A falling population in the Highlands has been halted by growing numbers of migrant workers moving to the region.
Population change will impact on police and other public services
The phenomenon was discussed at a summit held in Inverness on Tuesday, organised by the Wellbeing Alliance.
The meeting also heard how the rise in people arriving from within the UK and abroad has brought potential problems in housing and education.
Minister for Public Service Reform Tom McCabe and Gary Coutts, of NHS Highland, were among the speakers.
The population in the Highlands increased by 2,250 in the year to June 2005 to 213,500.
Deaths still outnumber births, but there has been a significant increase in people moving to the region from elsewhere in the country and from abroad.
The summit heard that most of the migrants have settled in the Inverness area and most non-UK migrants were aged 18 to 34.
However, policy-makers voiced concerns at the loss of young people, with many leaving home in the search for work or to study at university.
The influx of people to the Highlands from other parts of the UK and from abroad has raised new challenges for the local authority.
There is a variety of about 60 different languages among 600 new pupils.
Highland Council's head of policy, Carron McDiarmid, said it faces a huge task in providing enough housing and targeting education and social services to meet the needs of the changing population.
Mr McCabe was a keynote speaker at the Population Summit in Highland Council's headquarters.
Other speakers included Willie Roe, chairman of Highlands and Islands Enterprise, and Linda Cowie, head teacher at Crown Primary School in Inverness where for one in 10 pupils English is their second language.

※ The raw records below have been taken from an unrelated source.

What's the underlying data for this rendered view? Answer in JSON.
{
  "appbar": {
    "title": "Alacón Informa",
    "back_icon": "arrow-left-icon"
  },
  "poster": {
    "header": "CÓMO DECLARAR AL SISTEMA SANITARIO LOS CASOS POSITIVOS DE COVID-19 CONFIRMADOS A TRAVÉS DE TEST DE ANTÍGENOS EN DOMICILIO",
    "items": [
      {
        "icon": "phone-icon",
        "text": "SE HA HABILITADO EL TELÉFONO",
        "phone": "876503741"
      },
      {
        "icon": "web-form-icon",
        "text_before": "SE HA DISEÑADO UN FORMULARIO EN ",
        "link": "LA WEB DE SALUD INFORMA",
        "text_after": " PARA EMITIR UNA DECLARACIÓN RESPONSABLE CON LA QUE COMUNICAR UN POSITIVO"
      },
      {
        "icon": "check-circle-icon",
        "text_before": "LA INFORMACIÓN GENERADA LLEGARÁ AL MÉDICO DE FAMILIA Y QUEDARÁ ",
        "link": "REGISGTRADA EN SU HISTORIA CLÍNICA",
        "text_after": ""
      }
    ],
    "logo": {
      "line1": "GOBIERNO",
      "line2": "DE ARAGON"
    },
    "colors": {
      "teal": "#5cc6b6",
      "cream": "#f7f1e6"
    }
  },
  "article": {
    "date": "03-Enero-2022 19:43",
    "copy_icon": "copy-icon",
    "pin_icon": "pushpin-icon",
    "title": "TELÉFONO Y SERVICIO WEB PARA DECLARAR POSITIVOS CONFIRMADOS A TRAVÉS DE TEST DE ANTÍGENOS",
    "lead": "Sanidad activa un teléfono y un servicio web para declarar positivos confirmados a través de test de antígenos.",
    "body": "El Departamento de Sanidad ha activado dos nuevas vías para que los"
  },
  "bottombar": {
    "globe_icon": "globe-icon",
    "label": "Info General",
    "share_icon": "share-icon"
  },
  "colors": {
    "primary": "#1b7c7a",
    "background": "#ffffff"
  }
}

The Wellbeing Association includes Highland Council, police and health services and representatives from the private sector.